  • Financing Adult Learning
    This chapter examines several broad areas of financing policies aimed at reducing under-provision and increasing the effectiveness of adult learning. Special attention is paid to those likely to address the needs of low-skilled adults and small-sized firms. Funding mechanisms that co-finance adult learning expenses by firms, or that allow greater choice to individuals, can raise the efficiency of provision. The chapter presents, among other things, the varying benefits and drawbacks of profit tax deductions and levy-grant schemes for firms, and of individual learning accounts and vouchers for individuals. What is most important is to target these schemes appropriately.
  • Improving Delivery and Quality Control
    This chapter provides an analysis of different institutional arrangements in place for learning, including programmes based at the firm and workplace levels, which remain the principle locations of learning for most adults of working age. Overall, experience from the review countries highlights the importance of delivering flexible learning arrangements that are targeted to the specific needs of the populations concerned. Furthermore, adults are more likely to participate in adult learning programmes if the learning supply is one of quality. Poor-quality programmes and lack of knowledge of programme results, on the other hand, can easily reduce investment as well as participation. Thus, quality control and programme evaluation should be considered integral components of adult learning systems. Throughout the chapter, special attention is put on programmes for low-skilled adults.
  • Ensuring Policy Co-ordination and Coherence
    Adult learning is a complex policy field. Different stakeholders are involved in the policy definition and design process, such as ministries of education, labour and welfare, the social partners and other agencies. Decisions are made at central, regional or local level, and sometimes at different levels concurrently.
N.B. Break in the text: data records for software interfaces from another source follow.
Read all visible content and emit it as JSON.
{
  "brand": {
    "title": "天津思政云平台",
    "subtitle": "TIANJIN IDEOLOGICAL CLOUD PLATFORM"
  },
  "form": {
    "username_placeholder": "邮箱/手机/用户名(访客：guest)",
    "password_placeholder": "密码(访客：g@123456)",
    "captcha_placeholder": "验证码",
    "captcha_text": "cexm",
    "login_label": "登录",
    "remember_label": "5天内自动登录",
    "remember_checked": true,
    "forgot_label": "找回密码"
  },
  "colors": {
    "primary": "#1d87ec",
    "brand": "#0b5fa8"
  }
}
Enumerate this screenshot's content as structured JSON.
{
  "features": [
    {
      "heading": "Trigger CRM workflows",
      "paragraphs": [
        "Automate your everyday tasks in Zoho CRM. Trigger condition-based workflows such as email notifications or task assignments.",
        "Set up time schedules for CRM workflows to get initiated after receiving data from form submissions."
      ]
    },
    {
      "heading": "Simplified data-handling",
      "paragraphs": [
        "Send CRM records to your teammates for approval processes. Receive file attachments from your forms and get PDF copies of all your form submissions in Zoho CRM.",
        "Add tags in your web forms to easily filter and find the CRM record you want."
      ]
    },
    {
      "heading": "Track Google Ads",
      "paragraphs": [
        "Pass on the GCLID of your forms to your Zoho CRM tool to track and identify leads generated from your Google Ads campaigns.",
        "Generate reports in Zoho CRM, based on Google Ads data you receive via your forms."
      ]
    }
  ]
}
The different types of stakeholders and levels of government involved may result in conflicting interests, policies that run counter to the objectives of improving adult skills, and wasteful public expenditures. To avoid duplication, ensure effective use of public finances and develop user-friendly systems, adult learning must be co-ordinated with related areas where policy will complement rather than conflict – i.e. initial education, employment and other social policies. The creation of adapted institutions for adult learning policy formulation and programme delivery and the establishment of clear policy priorities through target-setting are effective ways to get a diverse range of actors to work towards common goals.
  • Annexes
    There are two drawbacks with the standard indicator of adult learning participation (i.e. the standard participation rate, or SPR) for purposes of international comparison. First, it does not take into account differences in the duration of learning. Second, the reference period for which the SPR is measured differs across countries.1 These drawbacks can be addressed by harmonising adult learning statistics around a new common indicator we call the adjusted participation rate, or APR. The text below describes how the APR is defined and calculated...
  • Add to Marked List
Visit the OECD web site